Objective: To compare hospitalist physician and program characteristics in the United States and Canada. Design: Cross-sectional study using survey instruments. Measurements: Hospitalist characteristics included age, gender, residency training, international medical graduate status, part-time status, salary, and paid time off. Hospitalist program characteristics included age of program, hospital size, clinical and nonclinical services rendered, teaching activities, on-site night coverage of patients, program growth, and utilization of nurse practitioners, physician assistants, and case managers. Results: American hospitalists were predominantly internal medicine-trained (82%), whereas Canadian hospitalists were trained in family medicine (90%;P < 0.001). American hospitalist groups were more involved with consultative work (98% vs. 59%; p < 0.001), intensive care unit patient care (75% vs. 4%; p < 0.001), rapid response team service (35% vs. 16%; p = 0.01), and surgical inpatient comanage- ment (84% vs. 57%; p < 0.001). However, American programs provided less pediatric care (12% vs. 31%; p < 0.001) and psychiatric inpatient coman- agement (2% vs. 51%; p < 0.001) than programs in Canada. On-site evening coverage of inpatients was more prevalent among American versus Canadian hospitalist groups (51% vs. 30%; p = 0.01). Conclusion: American and Canadian hospitalist physician and program characteristics appear to be different. These differences may allow for future studies to identify strategies and best practices for inpatient care.
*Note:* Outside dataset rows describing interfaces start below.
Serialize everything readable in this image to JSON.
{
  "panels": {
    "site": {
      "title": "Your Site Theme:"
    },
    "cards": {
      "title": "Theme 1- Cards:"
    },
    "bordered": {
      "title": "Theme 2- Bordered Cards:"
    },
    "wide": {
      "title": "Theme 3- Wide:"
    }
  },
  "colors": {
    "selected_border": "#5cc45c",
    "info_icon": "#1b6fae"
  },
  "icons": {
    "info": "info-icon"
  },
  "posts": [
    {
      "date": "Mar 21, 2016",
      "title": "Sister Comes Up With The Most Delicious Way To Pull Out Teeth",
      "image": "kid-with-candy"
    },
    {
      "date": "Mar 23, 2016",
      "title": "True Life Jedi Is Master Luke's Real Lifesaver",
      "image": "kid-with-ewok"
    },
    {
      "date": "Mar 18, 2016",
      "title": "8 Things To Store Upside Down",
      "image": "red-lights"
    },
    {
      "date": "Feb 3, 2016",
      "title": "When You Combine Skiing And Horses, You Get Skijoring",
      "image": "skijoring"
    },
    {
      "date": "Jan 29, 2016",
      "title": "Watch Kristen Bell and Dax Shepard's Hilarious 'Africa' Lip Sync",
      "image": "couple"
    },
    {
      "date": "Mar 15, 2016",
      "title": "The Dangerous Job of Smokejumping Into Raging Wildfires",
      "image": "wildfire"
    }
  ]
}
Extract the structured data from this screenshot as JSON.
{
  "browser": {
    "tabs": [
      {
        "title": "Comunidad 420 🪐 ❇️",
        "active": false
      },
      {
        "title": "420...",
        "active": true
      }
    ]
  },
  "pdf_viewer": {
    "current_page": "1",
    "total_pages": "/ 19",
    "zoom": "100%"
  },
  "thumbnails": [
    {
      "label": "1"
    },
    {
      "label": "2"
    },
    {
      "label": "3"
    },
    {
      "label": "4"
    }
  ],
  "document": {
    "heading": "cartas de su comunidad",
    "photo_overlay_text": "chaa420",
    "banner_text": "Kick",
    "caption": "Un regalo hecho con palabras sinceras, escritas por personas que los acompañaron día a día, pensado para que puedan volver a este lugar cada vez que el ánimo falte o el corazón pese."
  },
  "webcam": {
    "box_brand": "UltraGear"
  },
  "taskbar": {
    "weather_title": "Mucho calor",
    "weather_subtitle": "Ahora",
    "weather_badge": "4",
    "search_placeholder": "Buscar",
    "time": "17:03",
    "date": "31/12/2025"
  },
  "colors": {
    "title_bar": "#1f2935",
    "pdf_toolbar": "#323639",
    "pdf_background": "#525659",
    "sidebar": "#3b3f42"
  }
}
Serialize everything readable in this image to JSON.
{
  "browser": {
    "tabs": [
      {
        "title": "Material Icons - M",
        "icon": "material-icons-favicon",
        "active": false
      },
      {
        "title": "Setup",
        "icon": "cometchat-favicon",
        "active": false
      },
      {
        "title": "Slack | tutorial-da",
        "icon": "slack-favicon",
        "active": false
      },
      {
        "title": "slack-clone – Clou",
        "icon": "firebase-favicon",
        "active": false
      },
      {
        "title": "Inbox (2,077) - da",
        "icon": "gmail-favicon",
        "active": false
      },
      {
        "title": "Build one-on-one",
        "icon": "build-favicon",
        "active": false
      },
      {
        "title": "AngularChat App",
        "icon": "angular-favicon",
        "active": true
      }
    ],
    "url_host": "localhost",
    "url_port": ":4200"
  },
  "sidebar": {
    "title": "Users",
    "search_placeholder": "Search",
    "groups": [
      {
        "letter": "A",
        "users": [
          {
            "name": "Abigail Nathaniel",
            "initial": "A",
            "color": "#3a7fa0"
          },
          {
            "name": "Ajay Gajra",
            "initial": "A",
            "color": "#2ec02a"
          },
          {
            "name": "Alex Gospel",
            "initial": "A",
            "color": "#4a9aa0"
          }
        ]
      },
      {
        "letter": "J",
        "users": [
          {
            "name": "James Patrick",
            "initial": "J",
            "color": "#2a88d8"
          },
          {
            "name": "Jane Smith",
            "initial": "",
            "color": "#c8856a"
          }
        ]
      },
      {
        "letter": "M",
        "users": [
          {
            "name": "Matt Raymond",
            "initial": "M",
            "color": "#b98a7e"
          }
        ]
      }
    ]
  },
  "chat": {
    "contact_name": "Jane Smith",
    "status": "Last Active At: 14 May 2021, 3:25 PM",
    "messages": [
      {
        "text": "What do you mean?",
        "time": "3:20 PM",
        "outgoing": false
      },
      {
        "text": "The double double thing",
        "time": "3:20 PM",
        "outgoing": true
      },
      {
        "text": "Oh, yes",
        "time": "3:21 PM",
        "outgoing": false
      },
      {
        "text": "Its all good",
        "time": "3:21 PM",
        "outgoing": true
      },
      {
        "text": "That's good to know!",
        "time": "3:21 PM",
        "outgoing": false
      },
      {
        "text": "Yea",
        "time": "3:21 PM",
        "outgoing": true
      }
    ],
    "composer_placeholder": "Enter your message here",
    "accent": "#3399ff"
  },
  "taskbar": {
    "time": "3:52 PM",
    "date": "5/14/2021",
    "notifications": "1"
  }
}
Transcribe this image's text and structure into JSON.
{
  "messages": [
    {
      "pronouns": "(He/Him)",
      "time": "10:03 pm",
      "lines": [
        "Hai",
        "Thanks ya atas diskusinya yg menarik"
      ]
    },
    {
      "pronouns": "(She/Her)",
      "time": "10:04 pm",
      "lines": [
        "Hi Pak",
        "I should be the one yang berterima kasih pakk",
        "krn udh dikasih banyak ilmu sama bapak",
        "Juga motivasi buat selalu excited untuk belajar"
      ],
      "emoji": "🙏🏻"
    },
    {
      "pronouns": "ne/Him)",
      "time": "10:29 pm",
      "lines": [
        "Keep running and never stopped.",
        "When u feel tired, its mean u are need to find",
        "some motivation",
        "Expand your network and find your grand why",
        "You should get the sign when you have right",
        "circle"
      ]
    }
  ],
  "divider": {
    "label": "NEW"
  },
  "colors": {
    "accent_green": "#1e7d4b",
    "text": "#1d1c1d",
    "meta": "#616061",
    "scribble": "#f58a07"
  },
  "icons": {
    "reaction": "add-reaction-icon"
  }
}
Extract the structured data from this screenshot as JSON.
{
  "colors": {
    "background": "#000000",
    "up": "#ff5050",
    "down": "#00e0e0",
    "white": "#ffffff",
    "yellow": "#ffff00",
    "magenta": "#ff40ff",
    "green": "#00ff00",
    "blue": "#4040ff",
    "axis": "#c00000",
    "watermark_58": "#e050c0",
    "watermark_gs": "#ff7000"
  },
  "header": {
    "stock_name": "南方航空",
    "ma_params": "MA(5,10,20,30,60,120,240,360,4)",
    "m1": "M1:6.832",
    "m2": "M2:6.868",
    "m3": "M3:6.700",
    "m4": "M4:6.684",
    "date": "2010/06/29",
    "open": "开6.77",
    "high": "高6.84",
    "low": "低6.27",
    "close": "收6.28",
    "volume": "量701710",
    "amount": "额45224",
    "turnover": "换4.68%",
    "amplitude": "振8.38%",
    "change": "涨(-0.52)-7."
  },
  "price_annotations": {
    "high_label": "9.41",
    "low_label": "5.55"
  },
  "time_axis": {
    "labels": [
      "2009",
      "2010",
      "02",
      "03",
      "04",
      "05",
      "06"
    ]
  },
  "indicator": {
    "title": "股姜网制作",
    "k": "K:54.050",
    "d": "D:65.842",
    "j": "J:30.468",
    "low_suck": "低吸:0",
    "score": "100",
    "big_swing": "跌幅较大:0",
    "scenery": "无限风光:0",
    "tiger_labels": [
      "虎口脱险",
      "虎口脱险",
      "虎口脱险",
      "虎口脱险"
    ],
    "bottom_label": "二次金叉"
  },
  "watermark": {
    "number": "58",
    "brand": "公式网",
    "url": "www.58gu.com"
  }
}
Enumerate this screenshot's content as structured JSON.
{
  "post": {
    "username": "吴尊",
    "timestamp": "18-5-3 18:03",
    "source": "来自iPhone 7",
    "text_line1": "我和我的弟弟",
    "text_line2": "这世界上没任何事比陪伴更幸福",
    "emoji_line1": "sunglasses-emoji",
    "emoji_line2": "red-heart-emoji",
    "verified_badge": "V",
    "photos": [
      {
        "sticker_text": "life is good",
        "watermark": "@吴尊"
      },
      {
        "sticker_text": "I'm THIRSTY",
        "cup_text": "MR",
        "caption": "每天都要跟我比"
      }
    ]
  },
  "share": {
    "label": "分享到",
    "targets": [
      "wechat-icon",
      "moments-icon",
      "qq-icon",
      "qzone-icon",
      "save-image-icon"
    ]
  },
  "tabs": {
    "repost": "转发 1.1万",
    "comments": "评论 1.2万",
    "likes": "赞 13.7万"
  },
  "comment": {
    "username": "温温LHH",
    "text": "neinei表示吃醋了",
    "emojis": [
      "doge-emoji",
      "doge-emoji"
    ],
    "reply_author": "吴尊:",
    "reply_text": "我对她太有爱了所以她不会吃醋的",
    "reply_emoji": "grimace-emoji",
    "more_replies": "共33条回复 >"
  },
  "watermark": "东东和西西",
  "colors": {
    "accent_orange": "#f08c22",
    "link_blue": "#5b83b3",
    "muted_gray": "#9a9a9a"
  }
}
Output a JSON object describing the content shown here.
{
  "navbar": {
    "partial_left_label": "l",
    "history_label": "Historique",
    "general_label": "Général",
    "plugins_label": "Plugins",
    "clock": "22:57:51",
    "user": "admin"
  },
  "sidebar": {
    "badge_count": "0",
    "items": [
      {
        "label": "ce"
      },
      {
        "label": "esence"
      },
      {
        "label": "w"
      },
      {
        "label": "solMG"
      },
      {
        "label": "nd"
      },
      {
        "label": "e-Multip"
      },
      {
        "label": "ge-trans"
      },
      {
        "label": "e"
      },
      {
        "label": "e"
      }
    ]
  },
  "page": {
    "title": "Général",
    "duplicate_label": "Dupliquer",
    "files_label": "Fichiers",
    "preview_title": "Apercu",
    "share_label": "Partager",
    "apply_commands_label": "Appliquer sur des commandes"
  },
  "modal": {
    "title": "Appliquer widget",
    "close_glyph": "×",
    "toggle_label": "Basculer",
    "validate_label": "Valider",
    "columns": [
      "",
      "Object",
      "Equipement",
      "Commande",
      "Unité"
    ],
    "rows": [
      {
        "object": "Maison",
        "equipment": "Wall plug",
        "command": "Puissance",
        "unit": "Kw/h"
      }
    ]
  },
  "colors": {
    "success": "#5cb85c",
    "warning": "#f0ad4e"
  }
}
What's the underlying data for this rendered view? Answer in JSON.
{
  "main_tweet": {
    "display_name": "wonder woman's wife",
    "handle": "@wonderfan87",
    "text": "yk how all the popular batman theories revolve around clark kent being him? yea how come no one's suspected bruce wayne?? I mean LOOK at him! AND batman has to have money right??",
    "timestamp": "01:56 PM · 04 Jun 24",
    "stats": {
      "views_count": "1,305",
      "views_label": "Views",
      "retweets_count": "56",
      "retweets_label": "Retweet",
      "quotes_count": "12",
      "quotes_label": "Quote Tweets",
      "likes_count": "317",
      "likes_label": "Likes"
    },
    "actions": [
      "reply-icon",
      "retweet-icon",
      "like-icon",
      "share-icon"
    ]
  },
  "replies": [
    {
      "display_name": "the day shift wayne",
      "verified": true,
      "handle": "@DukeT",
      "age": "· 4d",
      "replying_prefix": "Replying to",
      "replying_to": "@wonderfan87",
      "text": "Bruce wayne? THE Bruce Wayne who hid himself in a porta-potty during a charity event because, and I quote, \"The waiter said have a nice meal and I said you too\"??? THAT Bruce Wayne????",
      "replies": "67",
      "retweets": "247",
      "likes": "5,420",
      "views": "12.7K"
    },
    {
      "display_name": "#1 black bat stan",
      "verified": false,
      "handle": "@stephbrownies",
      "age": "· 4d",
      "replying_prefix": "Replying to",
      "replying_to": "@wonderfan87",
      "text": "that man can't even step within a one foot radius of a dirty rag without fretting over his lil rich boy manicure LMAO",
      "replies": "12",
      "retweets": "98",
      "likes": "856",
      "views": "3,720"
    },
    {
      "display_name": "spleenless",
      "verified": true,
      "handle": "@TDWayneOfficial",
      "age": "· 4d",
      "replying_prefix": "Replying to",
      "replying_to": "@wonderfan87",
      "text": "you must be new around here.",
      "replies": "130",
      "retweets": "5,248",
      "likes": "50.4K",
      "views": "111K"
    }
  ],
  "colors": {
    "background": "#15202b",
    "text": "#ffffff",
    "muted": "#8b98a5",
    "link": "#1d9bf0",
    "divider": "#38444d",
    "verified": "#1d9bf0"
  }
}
|Original language||English (US)|
|Number of pages||6|
|Journal||Journal of Clinical Outcomes Management|
|State||Published - Feb 2009|
ASJC Scopus subject areas
- Health Policy